"This book is based on common sense principles and acts as a moral compass,” says Judy Young, Director of The Way to Happiness Association of Tennessee, “when people read it, they are able to easily put the concepts in it into practice to live a better life.”

According to thewaytohappiness.org, “This code of conduct can be followed by anyone, of any race, color or creed and works to restore the bonds that unite humankind.” In the three decades since it was authored, 100 million copies of the book passed hand to hand.

TWTH-TN is making a true impact across Tennessee and reaching other parts of the world. To learn more about the program, or to order copies of The Way to Happiness booklet, visit twthtn.org.




Wednesday, July 19, 2017

Human Rights Day Celebration in Tennessee Set for December 7

The committee planning the Tennessee celebration of International Human Rights Day, which takes place in December, has just announced a tentative date for the event.


Each year, Tennesseans gather to celebrate the ratification of the Universal Declaration of Human Rights (UDHR) by the United Nations on Dec 10, originally signed in 1948. It is always an event with a message of hope for the future, respect for the past, and looking at what it will take to change human rights abuses in the present.

“Human Rights Day means acknowledging leaders while encouraging others to take up the torch for the future,” says planning committee chair Rev. Brian Fesler, pastor of the Church of Scientology.

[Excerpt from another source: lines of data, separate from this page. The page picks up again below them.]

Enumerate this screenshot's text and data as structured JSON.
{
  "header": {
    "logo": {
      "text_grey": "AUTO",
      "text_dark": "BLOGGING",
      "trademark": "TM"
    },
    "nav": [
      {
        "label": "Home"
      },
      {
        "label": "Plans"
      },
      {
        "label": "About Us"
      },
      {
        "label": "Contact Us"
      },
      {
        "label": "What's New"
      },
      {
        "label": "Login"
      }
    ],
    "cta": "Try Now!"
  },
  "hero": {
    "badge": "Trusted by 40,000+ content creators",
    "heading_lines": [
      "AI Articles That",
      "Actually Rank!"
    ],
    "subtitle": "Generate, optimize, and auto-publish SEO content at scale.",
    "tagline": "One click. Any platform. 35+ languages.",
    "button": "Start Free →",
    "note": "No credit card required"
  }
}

The celebration has been tentatively set for December 7, 2017.

The celebration centers around the Human Rights Lifetime Achievement awards, the Rising Advocate Awards, and the Outstanding Service Award.  Last year, Rising Advocate Awards were given to three individuals who have made great strides for human rights and show even greater promise for the future. They were Anna Carella, who has worked both locally and in other parts of the world to help others in need and most recently with Advocates for Women's and Kids' Equality (AWAKE); Justin Jones, a Fisk University senior who has already proven himself as a strong advocate for social justice and peace by organizing several events, marches and protests with the purpose to help others; and Mohamed Shukri-Hassan, who works with the Tennessee Immigrants and Refugee Rights Coalition and American Center for Outreach and was on the first Mayor’s New Americans Advisory Council.

The award winners in the category of Outstanding Service were Juan Canedo for his work on issues that affect the wellbeing of the Hispanic community and the community at large, with particular emphasis on empowering Hispanic immigrants; and Derri Smith, who is the Founder and Executive Director of End Slavery Tennessee.  

The Lifetime Achievement award last year went to Dr. Charles Kimbrough, a longtime civil rights activist who established and organized NAACP chapters in four different cities across the South and served as President of the Nashville Branch, where he saw a surge in chapter membership, addressing civil rights issues within the local African American community.

The committee plans to feature many different human rights organizations during this year’s celebration, especially the Tennessee governmental and non-profit agencies that have commitments to the thirty rights as laid out in the UDHR. Organizations who wish to participate in the planning may contact the organizer through www.nashvillehumanrights.org.